He used contemporary video activism as an example of the connections between media, affects and power, focussing on the connections between audiovisual forms and affective practices. Online videos elicit affects by addressing the users’ sense of agency and identity. They make them feel like they should act and offer immediate digital possibilities to act.
The third keynote by Brigitte Hipfl (University of Klagenfurt) focused on the affective processes of various forms of media and media use.

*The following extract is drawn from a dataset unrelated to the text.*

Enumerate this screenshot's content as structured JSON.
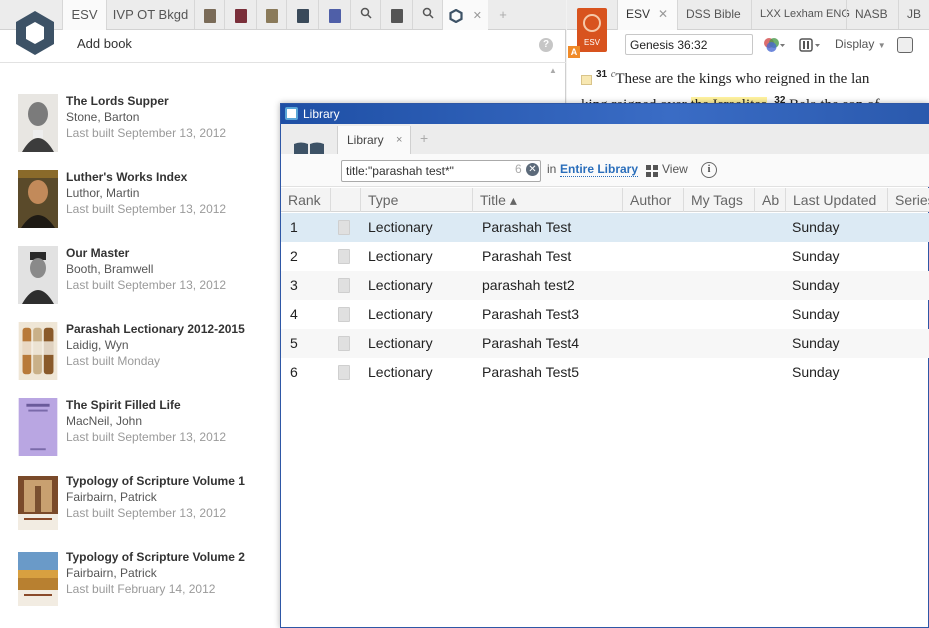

She decided to shift from asking what media represent to the question of what media and media practices do, which connections they form, what desires they produce, and what assemblages they materialize. Hipfl emphasized the notion of assemblage or assembling as an arrangement of heterogeneous elements, where parts are connected to form new potentialities. Assemblages promise particular power relations and redefine who we think we are or could be. For the empirical work on affect and media, she concluded that scholars may focus on affects expressed by media, affections in the sense of small changes in focus or in attention, and/or on exploring assemblages and what they do.
Several presentations empirically approached affect in different audiovisual forms. The panel “Affects in Reality TV” discussed the talent show “Topmodel” (Margreth Lünenborg / Claudia Töpper / Tanja Maier; Daniel Klug) as well as “Refugee Reality TV” (Rieke Böhling) concerning their potential to produce feelings of belonging and citizenship as well as exclusion. Moreover, the talks addressed the diversity of emotions produced and discussed transnational references in TV Formats like “The Voice” in Germany and China (Yuanchen Zhang).
Final remarks: The Researchers’ Affects
In the final remarks, Rainer Mühlhoff pointed out the necessity to reflect that we as researchers are part of the affective processes and dynamics we are analyzing. He asked, how a critique of these formats – especially of Reality TV formats that centre on the evaluation of the protagonists’ bodies – could work by including the reflection on the researchers’ own affects.